Citation: Vasundhara M, Kumar A and Reddy MS (2016) Molecular Approaches to Screen Bioactive Compounds from Endophytic Fungi. Front. Microbiol. 7:1774. doi: 10.3389/fmicb.2016.01774
Received: 03 May 2016; Accepted: 21 October 2016;
Published: 14 November 2016.
Edited by:Victoria Louise Challinor, University of Copenhagen, Denmark
Reviewed by:Naresh Singhal, University of Auckland, New Zealand
Jay Prakash Verma, Banaras Hindu University, India
Copyright © 2016 Vasundhara, Kumar and Reddy. This is an open-access article distributed under the terms of the Creative Commons Attribution License (CC BY). The use, distribution or reproduction in other forums is permitted, provided the original author(s) or licensor are credited and that the original publication in this journal is cited, in accordance with accepted academic practice. No use, distribution or reproduction is permitted which does not comply with these terms.
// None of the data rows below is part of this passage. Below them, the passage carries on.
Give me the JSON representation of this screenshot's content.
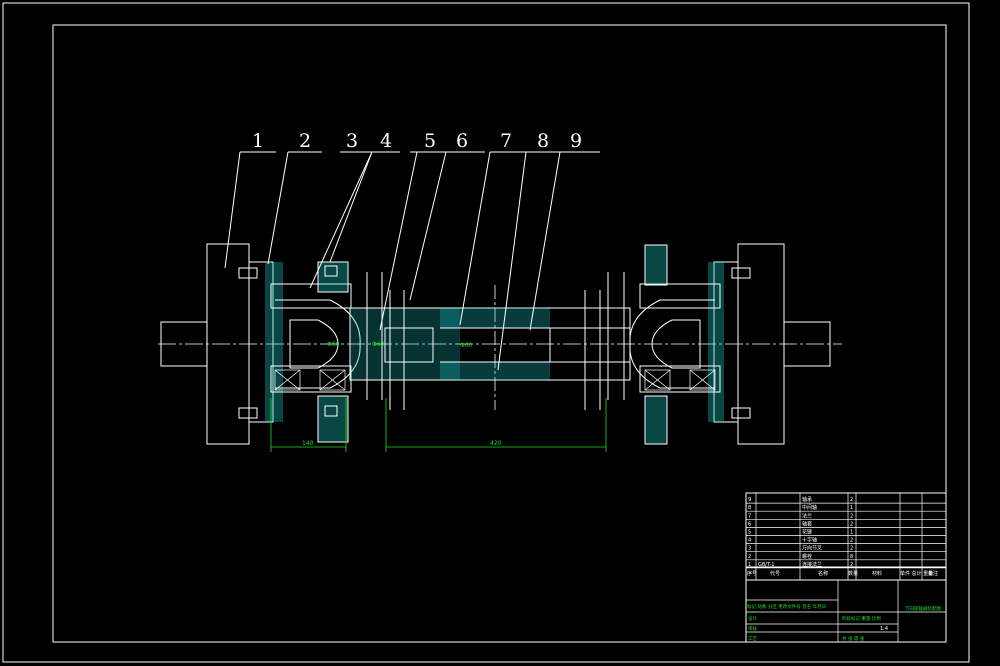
{
  "drawing": {
    "balloons": [
      "1",
      "2",
      "3",
      "4",
      "5",
      "6",
      "7",
      "8",
      "9"
    ],
    "dimensions": {
      "left_span": "140",
      "middle_span": "420"
    },
    "inline_dims": [
      "Φ60",
      "Φ60",
      "Φ60"
    ]
  },
  "title_block": {
    "bom_rows": [
      {
        "no": "9",
        "code": "",
        "name": "轴承",
        "qty": "2",
        "material": "",
        "weight": "",
        "remark": ""
      },
      {
        "no": "8",
        "code": "",
        "name": "中间轴",
        "qty": "1",
        "material": "",
        "weight": "",
        "remark": ""
      },
      {
        "no": "7",
        "code": "",
        "name": "法兰",
        "qty": "2",
        "material": "",
        "weight": "",
        "remark": ""
      },
      {
        "no": "6",
        "code": "",
        "name": "轴套",
        "qty": "2",
        "material": "",
        "weight": "",
        "remark": ""
      },
      {
        "no": "5",
        "code": "",
        "name": "花键",
        "qty": "1",
        "material": "",
        "weight": "",
        "remark": ""
      },
      {
        "no": "4",
        "code": "",
        "name": "十字轴",
        "qty": "2",
        "material": "",
        "weight": "",
        "remark": ""
      },
      {
        "no": "3",
        "code": "",
        "name": "万向节叉",
        "qty": "2",
        "material": "",
        "weight": "",
        "remark": ""
      },
      {
        "no": "2",
        "code": "",
        "name": "螺栓",
        "qty": "8",
        "material": "",
        "weight": "",
        "remark": ""
      },
      {
        "no": "1",
        "code": "GB/T-1",
        "name": "连接法兰",
        "qty": "2",
        "material": "",
        "weight": "",
        "remark": ""
      }
    ],
    "header": {
      "no": "序号",
      "code": "代号",
      "name": "名称",
      "qty": "数量",
      "material": "材料",
      "weight": "单件 总计 重量",
      "remark": "备注"
    },
    "drawing_title": "万向联轴器装配图",
    "sign_rows": [
      "标记 处数 分区 更改文件号 签名 年月日",
      "设计",
      "审核",
      "工艺"
    ],
    "scale_label": "阶段标记 重量 比例",
    "scale_value": "1:4",
    "sheet": "共 张 第 张"
  }
}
*Correspondence: M. Sudhakara Reddy, firstname.lastname@example.org